- Is easy to use by both automated systems and humans.
A unified format means that vulnerability databases, open source users, and security researchers can easily share tooling and consume vulnerabilities across all of open source. This means a more complete view of vulnerabilities in open source for everyone, as well as faster detection and remediation times resulting from easier automation.
The benefits of the OSV schema have led to adoption by several vulnerability databases, including GitHub Security Advisories, PyPA, RustSec, and many more. The full list of databases can be found here.
- Version enumeration (for non-SemVer ecosystems where supporting version enumeration code exists)
- Git commit to tag mapping
Both of these populate the
affected.versions field, which assists with precise version matching.
In some cases, there may be no applicable versions, so the

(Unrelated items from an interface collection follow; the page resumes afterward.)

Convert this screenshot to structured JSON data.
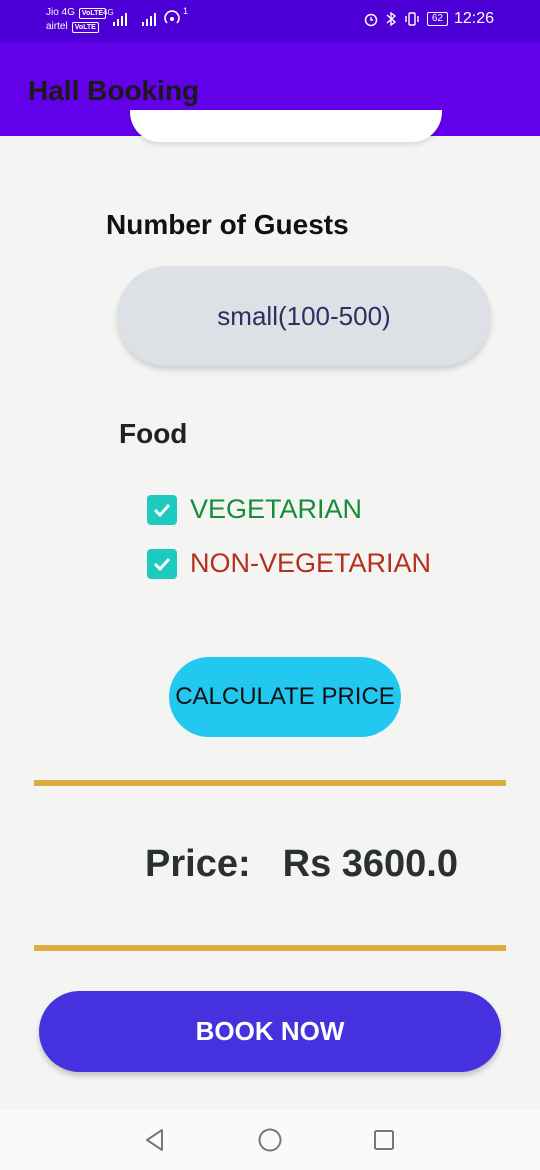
{
  "statusbar": {
    "carrier1": "Jio 4G",
    "carrier2": "airtel",
    "volte": "VoLTE",
    "net_type": "4G",
    "sim_sup": "1",
    "battery": "62",
    "time": "12:26"
  },
  "appbar": {
    "title": "Hall Booking"
  },
  "guests": {
    "label": "Number of Guests",
    "selected": "small(100-500)"
  },
  "food": {
    "label": "Food",
    "options": [
      {
        "label": "VEGETARIAN",
        "checked": true,
        "color": "#178d3a"
      },
      {
        "label": "NON-VEGETARIAN",
        "checked": true,
        "color": "#b5301c"
      }
    ]
  },
  "calculate": {
    "label": "CALCULATE PRICE"
  },
  "price": {
    "label": "Price:",
    "value": "Rs 3600.0"
  },
  "book": {
    "label": "BOOK NOW"
  },
  "colors": {
    "statusbar": "#4c00d6",
    "appbar": "#6200ea",
    "calc_button": "#22c8f0",
    "book_button": "#4532de",
    "divider": "#dcae3e",
    "checkbox": "#1ec9bd"
  },
  "navbar": {
    "icons": [
      "back-icon",
      "home-icon",
      "recents-icon"
    ]
  }
}
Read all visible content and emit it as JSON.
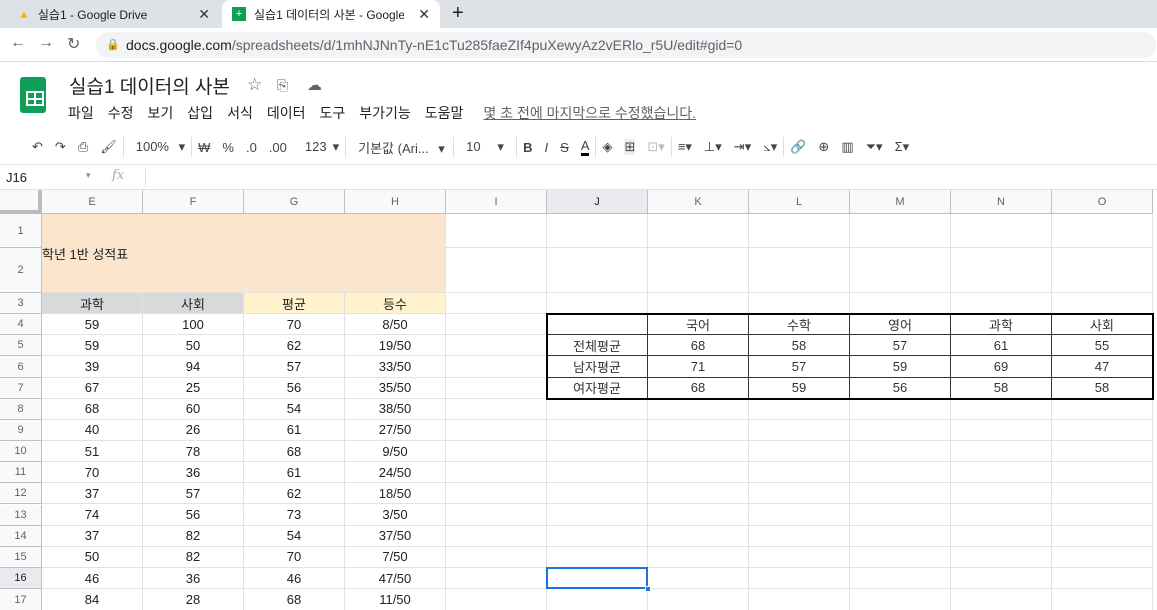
{
  "browser": {
    "tabs": [
      {
        "title": "실습1 - Google Drive",
        "icon": "google-drive-icon"
      },
      {
        "title": "실습1 데이터의 사본 - Google S",
        "icon": "google-sheets-icon"
      }
    ],
    "url_host": "docs.google.com",
    "url_path": "/spreadsheets/d/1mhNJNnTy-nE1cTu285faeZIf4puXewyAz2vERlo_r5U/edit#gid=0"
  },
  "doc": {
    "title": "실습1 데이터의 사본",
    "menu": [
      "파일",
      "수정",
      "보기",
      "삽입",
      "서식",
      "데이터",
      "도구",
      "부가기능",
      "도움말"
    ],
    "last_edit": "몇 초 전에 마지막으로 수정했습니다."
  },
  "toolbar": {
    "zoom": "100%",
    "currency": "₩",
    "percent": "%",
    "dec_less": ".0",
    "dec_more": ".00",
    "format": "123",
    "font": "기본값 (Ari...",
    "size": "10"
  },
  "formula_bar": {
    "cell_ref": "J16",
    "fx": "fx",
    "value": ""
  },
  "columns": [
    "E",
    "F",
    "G",
    "H",
    "I",
    "J",
    "K",
    "L",
    "M",
    "N",
    "O"
  ],
  "rows": [
    "1",
    "2",
    "3",
    "4",
    "5",
    "6",
    "7",
    "8",
    "9",
    "10",
    "11",
    "12",
    "13",
    "14",
    "15",
    "16",
    "17"
  ],
  "selected_cell": "J16",
  "sheet": {
    "title": "학년 1반 성적표",
    "headers": [
      "과학",
      "사회",
      "평균",
      "등수"
    ],
    "data": [
      [
        "59",
        "100",
        "70",
        "8/50"
      ],
      [
        "59",
        "50",
        "62",
        "19/50"
      ],
      [
        "39",
        "94",
        "57",
        "33/50"
      ],
      [
        "67",
        "25",
        "56",
        "35/50"
      ],
      [
        "68",
        "60",
        "54",
        "38/50"
      ],
      [
        "40",
        "26",
        "61",
        "27/50"
      ],
      [
        "51",
        "78",
        "68",
        "9/50"
      ],
      [
        "70",
        "36",
        "61",
        "24/50"
      ],
      [
        "37",
        "57",
        "62",
        "18/50"
      ],
      [
        "74",
        "56",
        "73",
        "3/50"
      ],
      [
        "37",
        "82",
        "54",
        "37/50"
      ],
      [
        "50",
        "82",
        "70",
        "7/50"
      ],
      [
        "46",
        "36",
        "46",
        "47/50"
      ],
      [
        "84",
        "28",
        "68",
        "11/50"
      ]
    ]
  },
  "summary": {
    "headers": [
      "",
      "국어",
      "수학",
      "영어",
      "과학",
      "사회"
    ],
    "rows": [
      [
        "전체평균",
        "68",
        "58",
        "57",
        "61",
        "55"
      ],
      [
        "남자평균",
        "71",
        "57",
        "59",
        "69",
        "47"
      ],
      [
        "여자평균",
        "68",
        "59",
        "56",
        "58",
        "58"
      ]
    ]
  },
  "colors": {
    "title_fill": "#fce5cd",
    "gray_header": "#d9d9d9",
    "yellow_header": "#fff2cc",
    "selection": "#1a73e8"
  }
}
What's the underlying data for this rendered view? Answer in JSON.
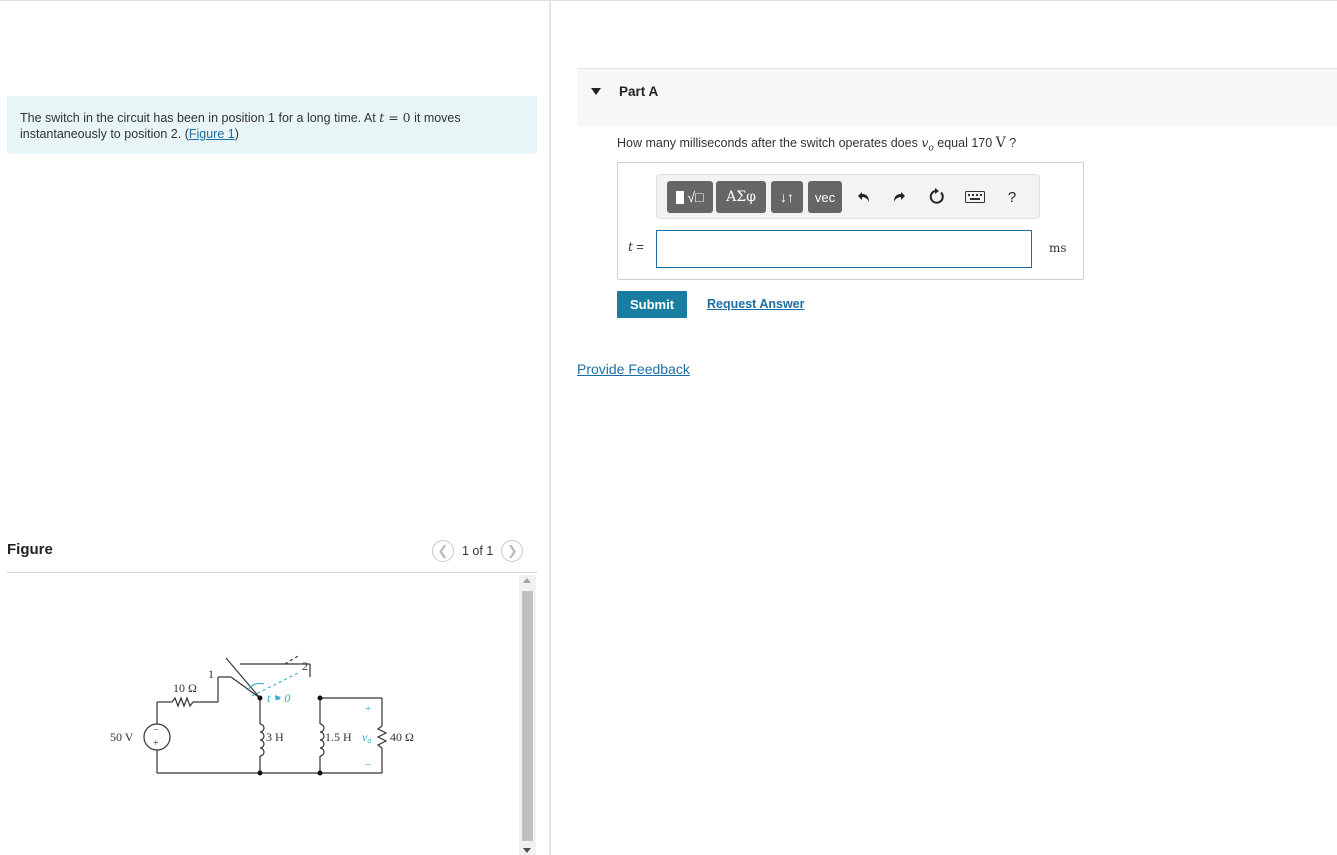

affected.versions array is empty. This field, when empty, is omitted in the API output, and present (but empty) in the data exports.
OSV.dev provides an easy-to-use API for querying against the aggregated database of vulnerabilities.
Command line tooling is also available for vulnerability scanning of SBOMs, language manifests, and container images.
By making your vulnerability database available in the OSV format, open source users will have a consistent way to consume vulnerabilities across all open source ecosystems.
Vulnerability databases can also benefit from easier interchange and vulnerability sharing from other databases that use the OSV format.
More information about how to download the database is available here.
OSV strives to provide reliable vulnerability information to our users. To support that goal, target the following service level objectives:
- Availability, website and API: 99.9% measured on a 7 day rolling window.
- Latency, website and API: P50 ≤ 300ms, P90 ≤ 500ms, P95 ≤ 1s, that is 50% of requests will be faster than 300ms, 90% of requests will be faster than 500ms, and 95% of requests will be faster than 1s.
- Data Freshness: Data sources no more than 15 minutes stale, 99.5% of the time.
OSV is completely open source!
- The infrastructure code is available here
- OSV-Scanner code is available here
- The OSV schema spec is available here
If you have any questions, please feel free to create an issue!
If you work on a project (like a Linux distribution) and would like to contribute security advisories, please see our data contribution guide on GitHub.
No. Currently there is not a limit on the API.